The bigger the game, the more prop bets it will have. Some mid-major game between Northern Kentucky and Western Michigan isn’t going to have as many prop betting options as Duke-North Carolina. It’s simply supply and demand. Typical prop bets are alternate lines, first- and second-half spreads, alternate totals, over/under points for each team, and props on some of the well-known players. Total points scored, for example, by Zion Williamson. You won’t find player props on smaller games.
Like any sport, it’s important to do homework before betting on a certain game to determine injuries, suspensions, lineup changes, etc. One could argue it’s more important in college basketball than anything else because there are some 350 Division I schools playing the sport.
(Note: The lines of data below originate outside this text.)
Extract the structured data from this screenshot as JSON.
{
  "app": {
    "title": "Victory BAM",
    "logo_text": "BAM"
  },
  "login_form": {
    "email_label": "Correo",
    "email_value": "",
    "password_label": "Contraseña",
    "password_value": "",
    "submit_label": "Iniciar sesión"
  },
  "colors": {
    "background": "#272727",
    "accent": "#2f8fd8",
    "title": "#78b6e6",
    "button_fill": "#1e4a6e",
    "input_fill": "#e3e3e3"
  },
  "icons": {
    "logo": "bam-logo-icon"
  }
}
The various sportsbooks are on top of what’s going on at Duke or Kentucky or UCLA or Michigan State, but they are essentially relying on computer simulations for some small-school matchup.
They don’t have time to garner in-depth information on every single NCAA game every night. Bettors can absolutely take advantage of the sportsbooks’ lack of homework on those smaller-school games, although often they are “circled” by the books, which means there’s a betting limit to avoid liability.
Shopping around at books is also vital because two books could have spreads differing by up to three points on certain games. Home-court advantage is big in college basketball because crowds in those games are generally 100 percent for the home team. Students, etc., aren’t going to fly from, say, Austin to Morgantown to see Texas play West Virginia.
Finally check out coaching trends. This isn’t relevant in the pros, but NCAA teams are an extension of their coach.
Too many NCAA games in history to determine the largest spread and upset ever in a regular-season game. When teams from Division I play schools from lower divisions, there won’t be spreads available because the sportsbooks know nothing of those lower-tier schools. Had there been a spread, though, when No. 1 Virginia, led by three-time NCAA Player of the Year Ralph Sampson, visited NAIA school Chaminade in Hawaii on Dec. 23, 1982, it probably would have been north of 50. The Silverswords pulled arguably the greatest upset in collegiate sports, knocking off Virginia 77-72.